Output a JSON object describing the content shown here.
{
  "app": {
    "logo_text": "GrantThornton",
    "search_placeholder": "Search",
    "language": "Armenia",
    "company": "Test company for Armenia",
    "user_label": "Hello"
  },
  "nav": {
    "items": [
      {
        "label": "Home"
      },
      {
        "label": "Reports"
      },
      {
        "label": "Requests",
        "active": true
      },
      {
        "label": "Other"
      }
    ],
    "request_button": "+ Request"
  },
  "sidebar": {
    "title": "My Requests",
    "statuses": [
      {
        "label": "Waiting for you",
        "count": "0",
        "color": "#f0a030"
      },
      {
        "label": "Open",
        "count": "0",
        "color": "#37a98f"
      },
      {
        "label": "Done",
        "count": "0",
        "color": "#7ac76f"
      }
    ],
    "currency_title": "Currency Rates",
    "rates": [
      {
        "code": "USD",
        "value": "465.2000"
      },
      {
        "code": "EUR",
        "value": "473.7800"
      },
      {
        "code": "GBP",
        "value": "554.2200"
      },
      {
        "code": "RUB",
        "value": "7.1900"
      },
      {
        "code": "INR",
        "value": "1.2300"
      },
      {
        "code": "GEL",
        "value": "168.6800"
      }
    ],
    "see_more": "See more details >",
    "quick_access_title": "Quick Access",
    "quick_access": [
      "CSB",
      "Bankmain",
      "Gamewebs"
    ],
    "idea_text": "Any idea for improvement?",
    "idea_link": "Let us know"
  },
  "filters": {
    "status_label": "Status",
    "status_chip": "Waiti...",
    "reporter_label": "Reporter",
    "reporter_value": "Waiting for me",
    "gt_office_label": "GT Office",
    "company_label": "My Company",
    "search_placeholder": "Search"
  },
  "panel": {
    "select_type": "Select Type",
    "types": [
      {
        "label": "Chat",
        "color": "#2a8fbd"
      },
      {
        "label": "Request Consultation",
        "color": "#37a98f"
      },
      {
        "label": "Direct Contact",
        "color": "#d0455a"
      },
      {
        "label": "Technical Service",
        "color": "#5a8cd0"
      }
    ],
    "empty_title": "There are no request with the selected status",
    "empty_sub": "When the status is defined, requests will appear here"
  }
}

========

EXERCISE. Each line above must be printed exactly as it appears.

EXERCISE ANSWER.
Output a JSON object describing the content shown here.
{
  "app": {
    "logo_text": "GrantThornton",
    "search_placeholder": "Search",
    "language": "Armenia",
    "company": "Test company for Armenia",
    "user_label": "Hello"
  },
  "nav": {
    "items": [
      {
        "label": "Home"
      },
      {
        "label": "Reports"
      },
      {
        "label": "Requests",
        "active": true
      },
      {
        "label": "Other"
      }
    ],
    "request_button": "+ Request"
  },
  "sidebar": {
    "title": "My Requests",
    "statuses": [
      {
        "label": "Waiting for you",
        "count": "0",
        "color": "#f0a030"
      },
      {
        "label": "Open",
        "count": "0",
        "color": "#37a98f"
      },
      {
        "label": "Done",
        "count": "0",
        "color": "#7ac76f"
      }
    ],
    "currency_title": "Currency Rates",
    "rates": [
      {
        "code": "USD",
        "value": "465.2000"
      },
      {
        "code": "EUR",
        "value": "473.7800"
      },
      {
        "code": "GBP",
        "value": "554.2200"
      },
      {
        "code": "RUB",
        "value": "7.1900"
      },
      {
        "code": "INR",
        "value": "1.2300"
      },
      {
        "code": "GEL",
        "value": "168.6800"
      }
    ],
    "see_more": "See more details >",
    "quick_access_title": "Quick Access",
    "quick_access": [
      "CSB",
      "Bankmain",
      "Gamewebs"
    ],
    "idea_text": "Any idea for improvement?",
    "idea_link": "Let us know"
  },
  "filters": {
    "status_label": "Status",
    "status_chip": "Waiti...",
    "reporter_label": "Reporter",
    "reporter_value": "Waiting for me",
    "gt_office_label": "GT Office",
    "company_label": "My Company",
    "search_placeholder": "Search"
  },
  "panel": {
    "select_type": "Select Type",
    "types": [
      {
        "label": "Chat",
        "color": "#2a8fbd"
      },
      {
        "label": "Request Consultation",
        "color": "#37a98f"
      },
      {
        "label": "Direct Contact",
        "color": "#d0455a"
      },
      {
        "label": "Technical Service",
        "color": "#5a8cd0"
      }
    ],
    "empty_title": "There are no request with the selected status",
    "empty_sub": "When the status is defined, requests will appear here"
  }
}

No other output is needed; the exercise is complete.